    The Journals of Gerontology, Series A, Biological Sciences and Medical Sciences. Banks, M. R., & Banks, W. A. (2002). 57(7), M428-M432.

  • Ease anxiety or depression.

    American Journal of Critical Care: An Official Publication, American Association of Critical-Care Nurses. Cole, K. M., Gawlinski, A., Steers, N., & Kotlerman, J. (2007).  16(6), 575-585; quiz 586; discussion 587-588.


A Service Dog can help: 

  • Remind the handler to take medication.

  • Improve organization by reminding the handler to perform her or his daily routines.

  • Wake the handler to prevent him or her from sleeping too much (hypersomnia).

  • Provide tactile stimulation

  • Reassure handler, both at home and in public

  • Facilitate social interactions and reduce fear associated with meeting new people

  • Assist handler in creating a safe personal space

  • Assist handler when dealing with mood swings

  • Serve as a buffer to calm handler and reduce feelings of emotional distress in crowded places

  • Helping handler to calm down when agitated

  • Reorienting and "grounding" handler to current place and time when struggling with PTSD episodes

Additional Help

In addition to aiding with clinical symptoms, these service dogs can help with more general symptoms, such as sadness and loneliness, by initiating walks outside the home, and showing the handler affection. The dogs can:

  • Assist the handler when he or she tries to relax (self-soothe) in order to complete uncomfortable tasks.

  • Provide companionship while in stores and other environments can reduce stress associated with daily activities.

  • Alert when the handler is starting to experience anxiety problems reminding the handler to take his or her medication.

  • Encourage the handler to be more social by getting him or her out of the house for walks.  Walks also increase the amount of exercise the handler gets and improves his or her ability to self-sooth if they are struggling with insomnia, or having anxiety issues.

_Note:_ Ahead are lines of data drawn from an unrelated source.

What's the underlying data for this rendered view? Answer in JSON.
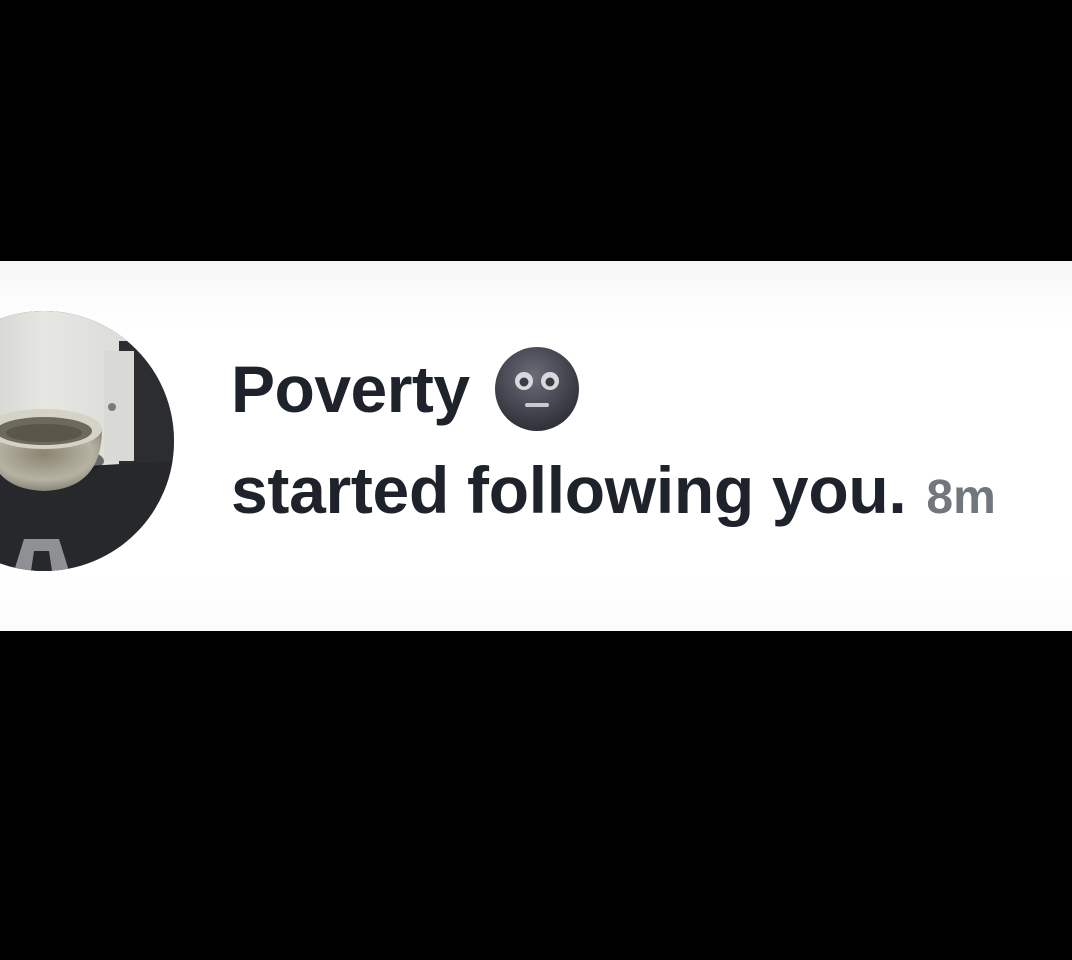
{
  "notification": {
    "username": "Poverty",
    "status_emoji": "neutral-face-emoji-icon",
    "action_text": "started following you.",
    "timestamp": "8m"
  },
  "colors": {
    "background": "#ffffff",
    "letterbox": "#000000",
    "primary_text": "#1e232b",
    "secondary_text": "#72767d"
  }
}
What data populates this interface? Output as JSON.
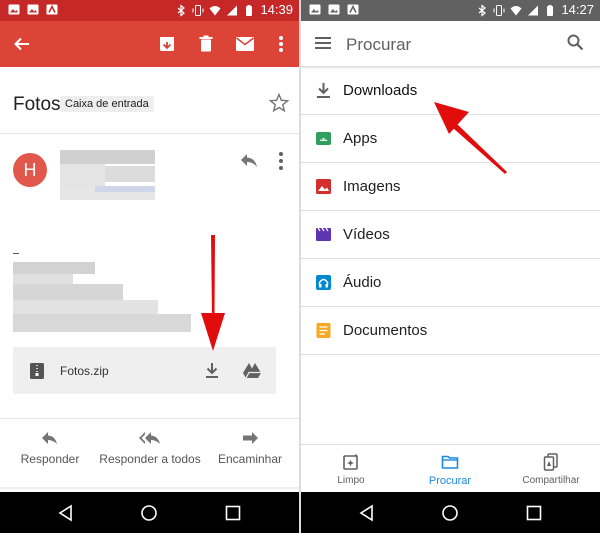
{
  "left_screen": {
    "status_bar": {
      "time": "14:39"
    },
    "toolbar": {
      "back_icon": "arrow-left-icon",
      "archive_icon": "archive-icon",
      "delete_icon": "trash-icon",
      "mail_icon": "mail-icon",
      "more_icon": "more-vert-icon"
    },
    "email": {
      "subject": "Fotos",
      "label": "Caixa de entrada",
      "sender_initial": "H",
      "attachment": {
        "name": "Fotos.zip"
      }
    },
    "actions": [
      {
        "label": "Responder",
        "icon": "reply-icon"
      },
      {
        "label": "Responder a todos",
        "icon": "reply-all-icon"
      },
      {
        "label": "Encaminhar",
        "icon": "forward-icon"
      }
    ]
  },
  "right_screen": {
    "status_bar": {
      "time": "14:27"
    },
    "toolbar": {
      "title": "Procurar"
    },
    "list": [
      {
        "label": "Downloads",
        "icon": "download-icon",
        "color": "#616161"
      },
      {
        "label": "Apps",
        "icon": "android-icon",
        "color": "#2e9f5f"
      },
      {
        "label": "Imagens",
        "icon": "image-icon",
        "color": "#d32f2f"
      },
      {
        "label": "Vídeos",
        "icon": "video-icon",
        "color": "#5e35b1"
      },
      {
        "label": "Áudio",
        "icon": "audio-icon",
        "color": "#0288d1"
      },
      {
        "label": "Documentos",
        "icon": "document-icon",
        "color": "#f9a825"
      }
    ],
    "bottom_nav": [
      {
        "label": "Limpo",
        "icon": "clean-icon"
      },
      {
        "label": "Procurar",
        "icon": "folder-icon",
        "active": true
      },
      {
        "label": "Compartilhar",
        "icon": "share-icon"
      }
    ]
  },
  "colors": {
    "gmail_red": "#db4437",
    "status_red": "#c62828",
    "accent_blue": "#1e88e5",
    "annotation_red": "#e10d0d"
  }
}
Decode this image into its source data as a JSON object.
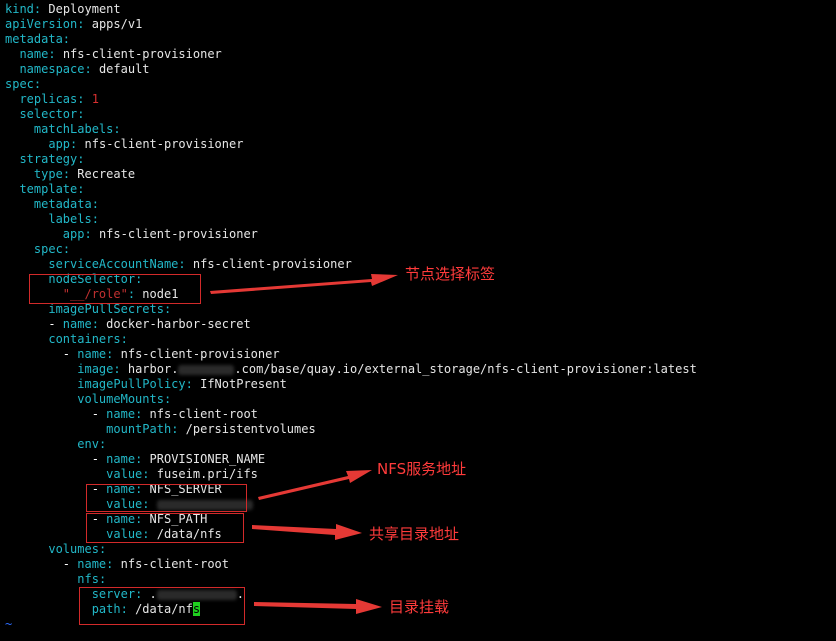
{
  "lines": [
    {
      "indent": 0,
      "key": "kind",
      "value": "Deployment"
    },
    {
      "indent": 0,
      "key": "apiVersion",
      "value": "apps/v1"
    },
    {
      "indent": 0,
      "key": "metadata",
      "value": ""
    },
    {
      "indent": 2,
      "key": "name",
      "value": "nfs-client-provisioner"
    },
    {
      "indent": 2,
      "key": "namespace",
      "value": "default"
    },
    {
      "indent": 0,
      "key": "spec",
      "value": ""
    },
    {
      "indent": 2,
      "key": "replicas",
      "value": "1",
      "num": true
    },
    {
      "indent": 2,
      "key": "selector",
      "value": ""
    },
    {
      "indent": 4,
      "key": "matchLabels",
      "value": ""
    },
    {
      "indent": 6,
      "key": "app",
      "value": "nfs-client-provisioner"
    },
    {
      "indent": 2,
      "key": "strategy",
      "value": ""
    },
    {
      "indent": 4,
      "key": "type",
      "value": "Recreate"
    },
    {
      "indent": 2,
      "key": "template",
      "value": ""
    },
    {
      "indent": 4,
      "key": "metadata",
      "value": ""
    },
    {
      "indent": 6,
      "key": "labels",
      "value": ""
    },
    {
      "indent": 8,
      "key": "app",
      "value": "nfs-client-provisioner"
    },
    {
      "indent": 4,
      "key": "spec",
      "value": ""
    },
    {
      "indent": 6,
      "key": "serviceAccountName",
      "value": "nfs-client-provisioner"
    },
    {
      "indent": 6,
      "key": "nodeSelector",
      "value": ""
    },
    {
      "indent": 8,
      "key": "\"__/role\"",
      "value": "node1",
      "quotedKey": true
    },
    {
      "indent": 6,
      "key": "imagePullSecrets",
      "value": ""
    },
    {
      "indent": 6,
      "dash": true,
      "key": "name",
      "value": "docker-harbor-secret"
    },
    {
      "indent": 6,
      "key": "containers",
      "value": ""
    },
    {
      "indent": 8,
      "dash": true,
      "key": "name",
      "value": "nfs-client-provisioner"
    },
    {
      "indent": 10,
      "key": "image",
      "value": "harbor.",
      "redactWidth": 56,
      "valueAfter": ".com/base/quay.io/external_storage/nfs-client-provisioner:latest"
    },
    {
      "indent": 10,
      "key": "imagePullPolicy",
      "value": "IfNotPresent"
    },
    {
      "indent": 10,
      "key": "volumeMounts",
      "value": ""
    },
    {
      "indent": 12,
      "dash": true,
      "key": "name",
      "value": "nfs-client-root"
    },
    {
      "indent": 14,
      "key": "mountPath",
      "value": "/persistentvolumes"
    },
    {
      "indent": 10,
      "key": "env",
      "value": ""
    },
    {
      "indent": 12,
      "dash": true,
      "key": "name",
      "value": "PROVISIONER_NAME"
    },
    {
      "indent": 14,
      "key": "value",
      "value": "fuseim.pri/ifs"
    },
    {
      "indent": 12,
      "dash": true,
      "key": "name",
      "value": "NFS_SERVER"
    },
    {
      "indent": 14,
      "key": "value",
      "value": "",
      "redactWidth": 96
    },
    {
      "indent": 12,
      "dash": true,
      "key": "name",
      "value": "NFS_PATH"
    },
    {
      "indent": 14,
      "key": "value",
      "value": "/data/nfs"
    },
    {
      "indent": 6,
      "key": "volumes",
      "value": ""
    },
    {
      "indent": 8,
      "dash": true,
      "key": "name",
      "value": "nfs-client-root"
    },
    {
      "indent": 10,
      "key": "nfs",
      "value": ""
    },
    {
      "indent": 12,
      "key": "server",
      "value": ".",
      "redactWidth": 80,
      "valueAfter": "."
    },
    {
      "indent": 12,
      "key": "path",
      "value": "/data/nf",
      "cursorChar": "s"
    }
  ],
  "tilde": "~",
  "annotations": [
    {
      "text": "节点选择标签"
    },
    {
      "text": "NFS服务地址"
    },
    {
      "text": "共享目录地址"
    },
    {
      "text": "目录挂载"
    }
  ],
  "colors": {
    "key": "#22b8c8",
    "value": "#e6e6e6",
    "number": "#d83030",
    "annotation": "#ff3b3b",
    "box": "#d22a2a",
    "cursor": "#1fd11f"
  }
}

  • Help the handler keep a constant schedule and will be a reason to get out of bed in the morning (walks, relieve themselves).